Now really, why do I need these?
Get rid of them. Seriously.

It's incredible to realize that you'll never again have to see all those guilt-inducing things. Don't like those pants? Why keep them? And you'll never have to feel bad about those shoes if you don't have them reminding you every day when you walk into your closet. So au revoir, stuff! Auf wiedersehen. Have a nice life--without me.

Saturday, July 23, 2011


I laughed when I saw today's word: erubescent (the spell-checker wants to change it to "pubescent". . .). It means "becoming red or reddish; blushing."

A blushing peach!
Excellent. That's a challenge in and of itself--make something blushing. I'll edit and post when I've got it.

Later that day. . .

It's even got a leaf for "natural" effect!
All of the gorgeous colors
  A peach. I made a peach. I grabbed four random colors of yarn and hobbled together this hacky sack full o' beans!

It turned out a little weird, but I'm pleased with the overall effect. Now I just need to find someone to teach me how to play. . . O_O

Friday, July 22, 2011

Fifty Days of Challenge

I've been slacking off. Sure, I've been working at camp for the last seven weeks, but that's no excuse. I had my yarn and crochet hook, but all I did after finishing my mukluks (I'll post pictures at some point) was give yarn to my girls to make parachutes. So. . . Bad me.

(In case you couldn't tell, this is lonely, neglected yarn. It has a sad face.
True, I was a bit burned out--I finished eight huge flower scarves right before I left. They were lovely and they made me a lot of money. But they were also insane and repetitive, and I made all eight of them in a week (O_O). So it's no wonder I haven't worked on any projects for months--right?
One of the eight monstrous scarves
Perhaps. But now it is time to start anew--with a challenge! For the next fifty days, I will create a randomly determined challenge, complete it, and post the creation on Etsy. To account for unforeseen circumstances (such as surprise parties, ogres, and lady-eating sharks), I'll give myself two extensions per week. Yes.
A rather more pleasant interaction than expected
Challenges will be arranged by taking the word of the day from ( and constructing a challenge fitting that theme. So, for instance, the word today is "feign." So my challenge for today (presuming I would undertake it with only an hour remaining) would be to. . .  Create an object that appears to be one thing while actually being something else. How simple!
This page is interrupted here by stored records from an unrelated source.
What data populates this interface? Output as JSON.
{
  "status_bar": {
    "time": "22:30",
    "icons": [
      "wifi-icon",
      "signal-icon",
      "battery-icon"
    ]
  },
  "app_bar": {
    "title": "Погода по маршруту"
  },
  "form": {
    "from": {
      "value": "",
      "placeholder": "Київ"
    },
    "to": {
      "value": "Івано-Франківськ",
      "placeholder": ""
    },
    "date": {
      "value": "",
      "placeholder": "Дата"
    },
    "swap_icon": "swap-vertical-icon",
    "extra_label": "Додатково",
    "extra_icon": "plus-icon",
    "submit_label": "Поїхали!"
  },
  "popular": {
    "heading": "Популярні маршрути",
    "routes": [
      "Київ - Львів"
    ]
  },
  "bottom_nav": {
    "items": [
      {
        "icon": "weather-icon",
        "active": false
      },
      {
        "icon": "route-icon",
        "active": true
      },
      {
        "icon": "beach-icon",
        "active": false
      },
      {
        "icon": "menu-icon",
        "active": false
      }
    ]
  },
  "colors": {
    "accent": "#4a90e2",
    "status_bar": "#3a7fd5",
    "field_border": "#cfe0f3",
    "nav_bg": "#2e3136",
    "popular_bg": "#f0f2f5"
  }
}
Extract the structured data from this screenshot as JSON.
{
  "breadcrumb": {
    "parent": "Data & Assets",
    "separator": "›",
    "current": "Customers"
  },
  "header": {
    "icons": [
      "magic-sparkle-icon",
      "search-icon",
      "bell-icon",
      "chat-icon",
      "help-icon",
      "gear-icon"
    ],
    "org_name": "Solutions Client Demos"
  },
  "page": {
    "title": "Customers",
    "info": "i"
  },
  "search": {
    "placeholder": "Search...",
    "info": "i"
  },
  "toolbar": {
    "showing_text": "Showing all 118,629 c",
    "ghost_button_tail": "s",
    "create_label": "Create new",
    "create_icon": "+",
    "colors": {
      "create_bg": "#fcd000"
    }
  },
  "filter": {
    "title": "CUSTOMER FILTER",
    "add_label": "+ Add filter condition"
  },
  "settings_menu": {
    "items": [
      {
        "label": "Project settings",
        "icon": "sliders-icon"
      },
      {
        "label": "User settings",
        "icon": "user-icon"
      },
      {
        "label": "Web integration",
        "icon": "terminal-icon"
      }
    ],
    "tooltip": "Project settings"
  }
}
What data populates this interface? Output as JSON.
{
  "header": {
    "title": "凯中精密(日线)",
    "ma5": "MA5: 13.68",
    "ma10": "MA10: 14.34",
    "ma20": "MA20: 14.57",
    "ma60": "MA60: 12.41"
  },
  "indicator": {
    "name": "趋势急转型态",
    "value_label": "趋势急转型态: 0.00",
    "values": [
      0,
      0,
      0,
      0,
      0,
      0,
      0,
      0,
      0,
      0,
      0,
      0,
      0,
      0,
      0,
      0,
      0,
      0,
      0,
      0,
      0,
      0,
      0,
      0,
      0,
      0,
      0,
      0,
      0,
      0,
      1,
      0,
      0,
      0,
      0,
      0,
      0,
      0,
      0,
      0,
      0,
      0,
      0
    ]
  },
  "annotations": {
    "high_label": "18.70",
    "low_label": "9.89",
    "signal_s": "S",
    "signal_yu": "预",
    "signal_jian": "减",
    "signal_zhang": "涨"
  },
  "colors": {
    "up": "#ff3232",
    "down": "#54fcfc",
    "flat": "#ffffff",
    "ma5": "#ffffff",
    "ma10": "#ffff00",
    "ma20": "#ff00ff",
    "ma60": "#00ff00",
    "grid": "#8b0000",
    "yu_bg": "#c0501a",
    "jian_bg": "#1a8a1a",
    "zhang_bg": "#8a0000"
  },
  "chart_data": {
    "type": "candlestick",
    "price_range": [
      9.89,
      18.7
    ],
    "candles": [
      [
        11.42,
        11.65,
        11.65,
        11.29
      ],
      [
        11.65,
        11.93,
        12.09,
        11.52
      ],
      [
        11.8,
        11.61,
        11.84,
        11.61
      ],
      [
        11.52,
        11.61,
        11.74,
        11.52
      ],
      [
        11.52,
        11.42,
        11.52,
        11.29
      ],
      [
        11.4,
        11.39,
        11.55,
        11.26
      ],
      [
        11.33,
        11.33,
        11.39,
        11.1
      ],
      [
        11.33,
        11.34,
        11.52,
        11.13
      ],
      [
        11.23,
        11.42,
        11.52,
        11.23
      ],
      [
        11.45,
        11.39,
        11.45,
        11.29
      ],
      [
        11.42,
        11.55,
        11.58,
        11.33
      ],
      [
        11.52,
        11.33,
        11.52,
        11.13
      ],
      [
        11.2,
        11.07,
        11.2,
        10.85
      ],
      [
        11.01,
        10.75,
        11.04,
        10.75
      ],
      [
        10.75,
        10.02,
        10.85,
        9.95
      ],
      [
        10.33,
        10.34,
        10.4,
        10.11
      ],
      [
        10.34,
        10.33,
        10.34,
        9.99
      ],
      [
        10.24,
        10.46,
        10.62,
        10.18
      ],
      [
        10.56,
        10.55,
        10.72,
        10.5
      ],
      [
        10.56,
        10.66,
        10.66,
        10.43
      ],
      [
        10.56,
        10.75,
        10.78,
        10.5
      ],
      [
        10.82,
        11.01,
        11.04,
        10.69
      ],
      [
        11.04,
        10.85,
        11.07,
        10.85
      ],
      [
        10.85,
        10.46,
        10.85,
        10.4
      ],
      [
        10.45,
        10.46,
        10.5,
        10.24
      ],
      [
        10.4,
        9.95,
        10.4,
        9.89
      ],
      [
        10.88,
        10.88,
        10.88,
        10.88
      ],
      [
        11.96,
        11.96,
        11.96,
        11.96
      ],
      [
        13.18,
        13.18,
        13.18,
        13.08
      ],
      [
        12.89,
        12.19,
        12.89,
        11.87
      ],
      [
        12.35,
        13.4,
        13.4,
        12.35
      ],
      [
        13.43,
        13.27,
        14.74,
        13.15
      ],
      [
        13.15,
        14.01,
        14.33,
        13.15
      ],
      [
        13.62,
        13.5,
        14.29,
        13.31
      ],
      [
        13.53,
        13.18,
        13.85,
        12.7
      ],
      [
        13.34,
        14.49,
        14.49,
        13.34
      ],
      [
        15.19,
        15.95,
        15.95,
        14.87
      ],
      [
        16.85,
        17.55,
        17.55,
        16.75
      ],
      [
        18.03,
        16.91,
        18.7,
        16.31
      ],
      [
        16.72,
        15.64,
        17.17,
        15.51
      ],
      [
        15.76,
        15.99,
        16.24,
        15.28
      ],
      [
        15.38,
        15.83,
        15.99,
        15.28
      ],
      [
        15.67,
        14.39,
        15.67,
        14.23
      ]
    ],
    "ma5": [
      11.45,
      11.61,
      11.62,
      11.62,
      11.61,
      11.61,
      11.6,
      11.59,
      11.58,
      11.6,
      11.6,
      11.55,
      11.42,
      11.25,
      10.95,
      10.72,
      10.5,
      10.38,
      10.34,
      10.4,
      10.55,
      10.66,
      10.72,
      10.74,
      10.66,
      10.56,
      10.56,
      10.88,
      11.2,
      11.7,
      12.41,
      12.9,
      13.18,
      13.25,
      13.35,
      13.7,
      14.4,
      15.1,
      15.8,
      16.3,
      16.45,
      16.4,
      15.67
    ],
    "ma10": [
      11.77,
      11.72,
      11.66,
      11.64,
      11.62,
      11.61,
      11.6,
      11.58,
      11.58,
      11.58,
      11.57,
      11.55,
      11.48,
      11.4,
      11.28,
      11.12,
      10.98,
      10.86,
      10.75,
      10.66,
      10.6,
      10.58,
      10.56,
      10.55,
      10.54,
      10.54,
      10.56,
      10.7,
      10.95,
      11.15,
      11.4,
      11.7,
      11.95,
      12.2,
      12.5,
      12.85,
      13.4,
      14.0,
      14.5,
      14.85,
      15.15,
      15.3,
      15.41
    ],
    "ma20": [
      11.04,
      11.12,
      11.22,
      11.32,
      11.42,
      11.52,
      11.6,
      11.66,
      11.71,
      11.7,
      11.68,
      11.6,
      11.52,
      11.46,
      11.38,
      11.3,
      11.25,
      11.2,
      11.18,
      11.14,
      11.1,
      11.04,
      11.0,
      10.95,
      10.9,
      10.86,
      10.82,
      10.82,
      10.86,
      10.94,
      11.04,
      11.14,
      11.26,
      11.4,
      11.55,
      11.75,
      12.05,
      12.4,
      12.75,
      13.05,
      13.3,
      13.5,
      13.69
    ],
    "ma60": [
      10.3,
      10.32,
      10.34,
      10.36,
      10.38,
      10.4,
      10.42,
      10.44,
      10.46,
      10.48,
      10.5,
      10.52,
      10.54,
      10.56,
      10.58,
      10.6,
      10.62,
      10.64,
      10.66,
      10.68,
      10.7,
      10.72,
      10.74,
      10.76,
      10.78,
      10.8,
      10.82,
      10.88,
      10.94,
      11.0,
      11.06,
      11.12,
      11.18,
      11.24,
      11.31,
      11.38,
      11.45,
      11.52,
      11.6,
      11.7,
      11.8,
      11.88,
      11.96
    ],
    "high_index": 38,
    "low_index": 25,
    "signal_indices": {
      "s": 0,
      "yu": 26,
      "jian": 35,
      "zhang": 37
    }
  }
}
Is it a doorway with two people or an elderly man's enormous head? Oh, dear. . .

If you wish to join me in my quest, please do so! I would love to see how others respond to the prompts. Even if you don't knit or crochet, you might make jewelry, draw, paint, sew, write, or do any number of creative things. Feel free to post pictures and descriptions of anything you make. :)